“Both men befriended young schoolgirls who would frequent the shopping parade, groomed them and ultimately exploited them by requesting sexual acts in return for purchasing cigarettes and alcohol on their behalf.
“Some of the victims knew each other but others did not, as this offending went on with numerous children over four years.
“Such was the level of grooming that took place, many of the girls considered that they were in relationships with the pair, despite the obvious significant age gap between them.
“Both men, when arrested and interviewed, made complete denials saying that they had never met and did not know the victims and they have maintained this position throughout the trial.
“In doing so, they have made their victims have to re-live their ordeals all over again by having to tell their stories in court.
“I want to pay tribute to all of the girls who had the courage to stand up in court and tell their stories.
“In doing so, they have undoubtedly saved other children who may have been targeted by this pair.

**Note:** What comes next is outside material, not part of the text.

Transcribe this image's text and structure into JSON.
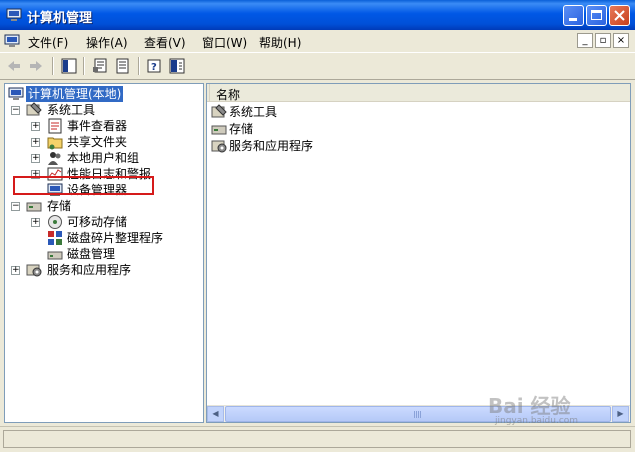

“This is a significant case in that it serves to send a message to those who might seek to sexually exploit children within our communities that we, Sussex Police, will work with the public and our partners to pursue offenders and bring them to justice as we have done here.

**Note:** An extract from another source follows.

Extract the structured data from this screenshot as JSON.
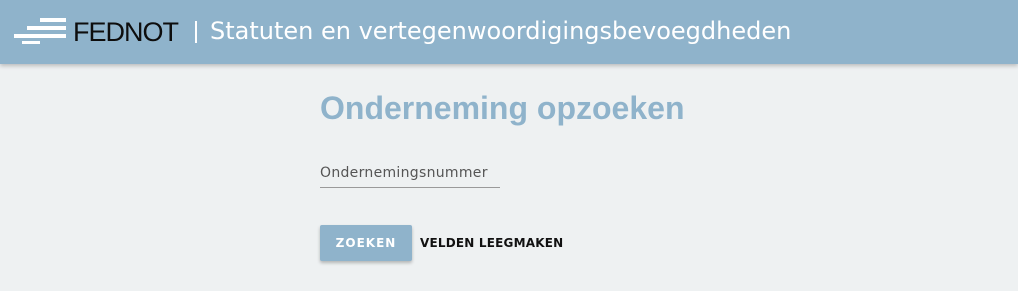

“It also serves as a message to the public that child sexual exploitation does occur in Sussex and it is important that we all understand the tell-tale signs that might suggest that a child is at risk being exploited.
“There is a lot of material available on the internet and I would encourage people to visit our website.

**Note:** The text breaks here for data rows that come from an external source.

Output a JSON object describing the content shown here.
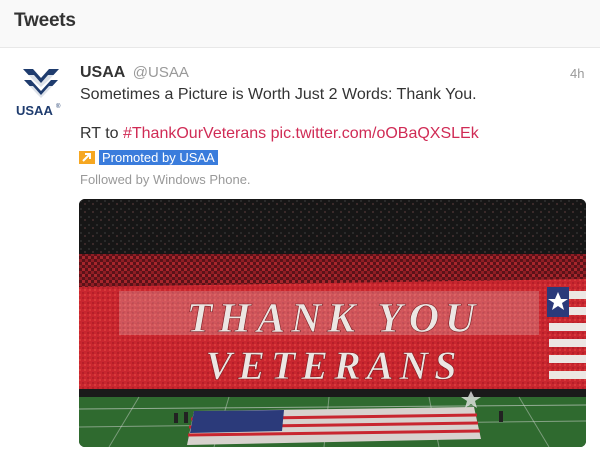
{
  "header": {
    "title": "Tweets"
  },
  "tweet": {
    "author_name": "USAA",
    "author_handle": "@USAA",
    "time": "4h",
    "text_line1": "Sometimes a Picture is Worth Just 2 Words: Thank You.",
    "text_prefix": "RT to ",
    "hashtag": "#ThankOurVeterans",
    "pic_link": "pic.twitter.com/oOBaQXSLEk",
    "promoted_label": "Promoted by USAA",
    "followed_by": "Followed by Windows Phone."
  },
  "avatar": {
    "logo_text": "USAA",
    "registered": "®",
    "brand_color": "#1f3c6e"
  },
  "photo": {
    "line1": "THANK YOU",
    "line2": "VETERANS",
    "card_red": "#c8262f",
    "card_white": "#e9e3df",
    "field_green": "#2f6a2f"
  },
  "icons": {
    "promoted": "promoted-arrow-icon"
  },
  "colors": {
    "link": "#d02b55",
    "promoted_bg": "#3a7cdc",
    "promoted_icon": "#f6a721"
  }
}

“Anyone who has any other concerns on learning of this case can always contact us via firstname.lastname@example.org or call 101 quoting Operation Staple and arrange to talk in confidence to experienced detectives.
“You can also contact the independent charity Crimestoppers anonymously on 0800 555111.
“Sources of counselling and support for anyone who is affected by news of this case or any similar cases is always available through the Saturn Centre (the Sussex Sexual Assault Referral Clinic) on 01293 600469 (9am to 5pm with a 24-hour answerphone) or on their out of hours helpline 0800 033 7797.”
Sussex police and crime commissioner Katy Bourne welcomed the convictions and said: “I want to send a clear and unequivocal message to those who seek to exploit our children and our most vulnerable: the people of Sussex will not tolerate your depravity and Sussex Police, with the help of the public, is getting better at finding you and bringing you to justice as they have shown today.
“Over the past four years I have scrutinised and encouraged Sussex Police to ensure that victims of exploitation, abuse and sexual assaults can feel as comfortable and as supported as possible talking to the police.
“To strengthen police capacity, I have funded a child sexual exploitation (CSE) analyst to map hotspots for CSE to help target resources and public information campaigns and to share intelligence and best practice with other agencies.
“However, the police and partners still need to improve their understanding and overall response to CSE.
“Allegations and reports must be handled better with quicker information sharing and earlier intervention where appropriate.
“That is why I welcome the serious case review that is being carried out by the independent West Sussex Local Safeguarding Children Board.
“I want to acknowledge the courage of the child victims who gave evidence and for their determination to reveal the extent of their exploitation.
“In this and other similar cases, young victims have had to face the trauma of a long trial which is why I will continue to fund a specialist service to support young witnesses and victims through the daunting criminal justice process.
“The most important point I want to make is this: we can tackle child sexual exploitation but we do need people to talk about and report it.
“If you think it is happening to you, your friends or family, please call the police or visit www.safespecesussex.org.uk/CSE for help and support.
“There is no need to be embarrassed or feel ashamed if you have been exploited.”